Gossiping at work really is bad for your career

Gossiping at work can have serious negative impacts on your career, according to new research by Durham University Business School and NEOMA Business School. Not only are gossipers frowned upon by other work colleagues, they also become socially excluded in the company, and can experience negative career-related impacts as a consequence of their storytelling. More →

Amazon employee claims he was told you’ve still got a job, but not a role

Amazon employee claims he was told you’ve still got a job, but not a role

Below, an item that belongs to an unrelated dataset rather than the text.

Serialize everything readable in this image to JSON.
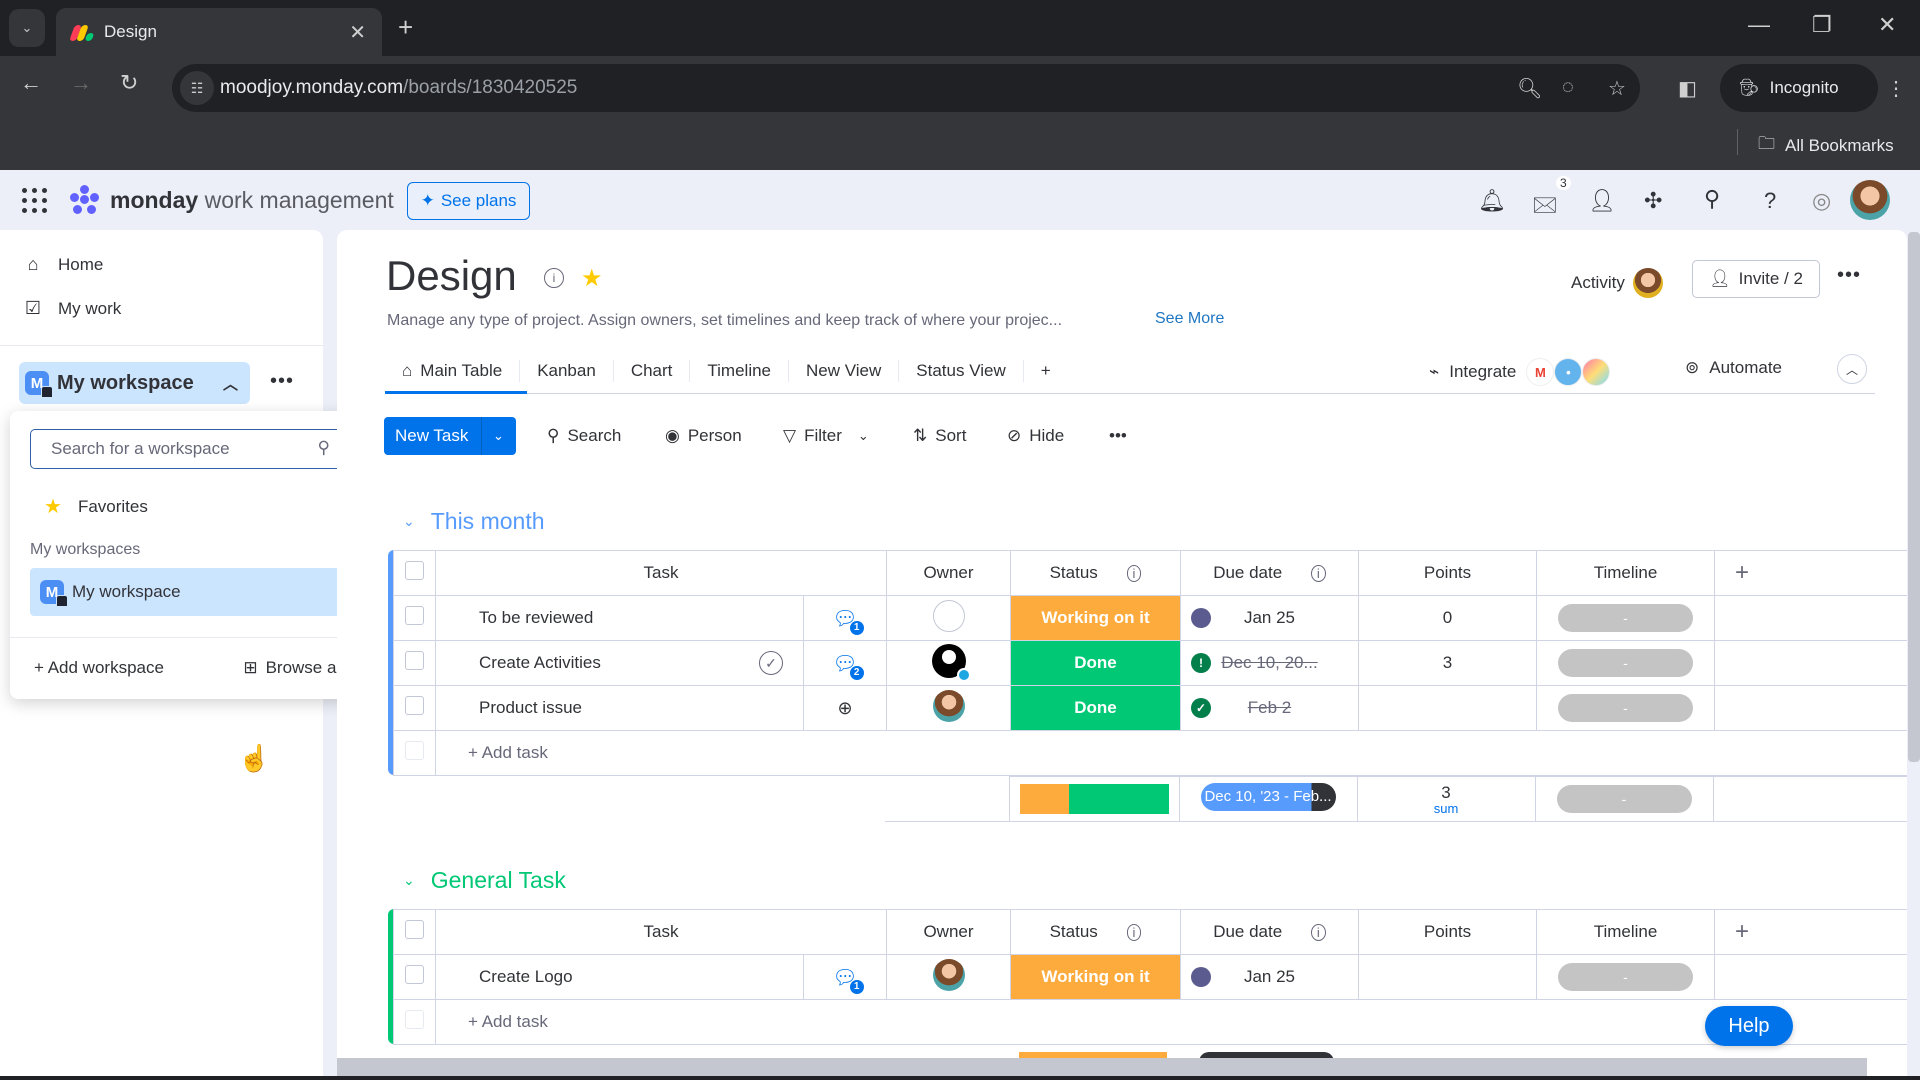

An employee claims he has been told he no longer has a role with Amazon Web Services, but that he will still be paid while he makes the finding of a new job his number one priority.Last year Amazon made headlines for making 27,000 people redundant as part of a long-term cost-cutting exercise. One of the consequences was a fall in the firm’s share price. Now an employee has claimed in a blog post that the firm is handling its downsizing in more creative ways. Justin Garrison claims in the post that has been told he no longer has a role with Amazon Web Services, but that he will still be paid while he makes the finding of a new job his number one priority. More →